This has been a watershed year for the college. In the fall, we wrapped up our strategic plan for the past five years and promptly rolled out a new plan to help guide our pursuits for the coming decade. The new plan is called Engineering 2020: Vision for Excellence. It is published, along with a final report on our accomplishments on the prior plan, here.
Engineering 2020 has two primary themes: Engineering for Global Society and Integrated and Discovery Learning. At first glance, it may appear these ideas are in tension. On the one hand, our world is becoming increasingly interconnected (see, for example, Thomas Friedman's The World is Flat) and engineers are being asked to play important roles in addressing global challenges. On the other hand, we seek to provide our students with personalized design and research experiences (integrated and discovery learning) to supplement fundamental classroom knowledge.
I believe these two paradigms are complementary. An increasingly global society requires that our graduates be prepared to work on large problems with team members from diverse backgrounds, using skills they acquire through integrated and discovery learning experiences.

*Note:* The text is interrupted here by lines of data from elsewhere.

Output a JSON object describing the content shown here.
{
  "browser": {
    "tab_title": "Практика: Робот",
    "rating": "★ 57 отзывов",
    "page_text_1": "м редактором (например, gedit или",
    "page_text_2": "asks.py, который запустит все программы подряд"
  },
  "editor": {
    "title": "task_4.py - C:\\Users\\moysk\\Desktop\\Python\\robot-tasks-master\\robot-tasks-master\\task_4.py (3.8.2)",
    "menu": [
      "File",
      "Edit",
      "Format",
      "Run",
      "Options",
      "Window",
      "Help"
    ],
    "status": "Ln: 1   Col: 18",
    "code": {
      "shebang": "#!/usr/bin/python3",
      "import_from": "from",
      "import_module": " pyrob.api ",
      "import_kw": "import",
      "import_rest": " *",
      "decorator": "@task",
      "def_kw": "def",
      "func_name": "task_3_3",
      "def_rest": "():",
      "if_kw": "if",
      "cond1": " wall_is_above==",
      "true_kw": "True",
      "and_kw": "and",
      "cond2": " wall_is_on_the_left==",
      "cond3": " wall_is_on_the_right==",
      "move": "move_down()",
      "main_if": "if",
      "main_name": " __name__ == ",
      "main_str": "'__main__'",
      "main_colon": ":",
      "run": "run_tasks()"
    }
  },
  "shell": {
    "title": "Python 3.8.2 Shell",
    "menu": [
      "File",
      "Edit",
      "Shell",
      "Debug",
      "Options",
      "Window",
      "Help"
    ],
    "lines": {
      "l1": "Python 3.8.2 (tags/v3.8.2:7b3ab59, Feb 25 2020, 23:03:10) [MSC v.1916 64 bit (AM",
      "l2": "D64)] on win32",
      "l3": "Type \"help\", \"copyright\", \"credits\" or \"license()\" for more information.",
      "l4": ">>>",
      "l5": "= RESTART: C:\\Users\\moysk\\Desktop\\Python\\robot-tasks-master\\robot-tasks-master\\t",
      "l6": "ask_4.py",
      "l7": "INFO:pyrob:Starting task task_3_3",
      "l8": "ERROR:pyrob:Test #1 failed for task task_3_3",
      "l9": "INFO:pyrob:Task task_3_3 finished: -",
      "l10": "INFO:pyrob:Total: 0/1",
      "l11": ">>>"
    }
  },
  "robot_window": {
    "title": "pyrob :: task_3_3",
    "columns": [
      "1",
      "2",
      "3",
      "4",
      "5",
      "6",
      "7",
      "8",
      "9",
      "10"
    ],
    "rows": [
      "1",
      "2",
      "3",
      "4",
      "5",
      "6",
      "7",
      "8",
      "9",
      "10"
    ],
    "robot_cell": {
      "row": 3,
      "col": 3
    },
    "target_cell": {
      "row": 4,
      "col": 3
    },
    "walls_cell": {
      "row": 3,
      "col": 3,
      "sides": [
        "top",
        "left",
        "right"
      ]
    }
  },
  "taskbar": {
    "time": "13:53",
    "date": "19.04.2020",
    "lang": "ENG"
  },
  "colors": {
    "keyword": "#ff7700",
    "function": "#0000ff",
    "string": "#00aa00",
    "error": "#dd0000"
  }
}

The global challenges that we face are myriad: health, energy, environment, economy, security, communications, and more. One example where CU engineering students are making a difference is in satellite technology (see article on the DANDE project). Satellites are used in worldwide environmental sensing and for communications and security purposes, and our students are working outside of the classroom in interdisciplinary teams and with individual design responsibilities to design and build an Air Force-sponsored satellite.
Another example is water analysis and treatment (see article on the pharmaceuticals turning up in our drinking water). Although it has not (yet) generated as many headlines or price swings as oil, clean water is in increasing demand as the world population increases and economies develop. Our faculty and students are taking a lead role in helping to assure our water is safe, both for human consumption and for the health of the world's ecosystems.
This year's economic downturn also is being felt both globally and locally, corporately and personally. At CU-Boulder, we are experiencing reductions in revenues from both state appropriations and endowment income. At the same time, our college is planning for increased numbers of students, especially in our graduate programs, as an engineering education remains a high-value investment. Using our strategic plan as a guide, we pledge to make the very best use of limited resources to prepare our students to excel in an increasingly global society.
Robert H. Davis
Dean & Tisone Chair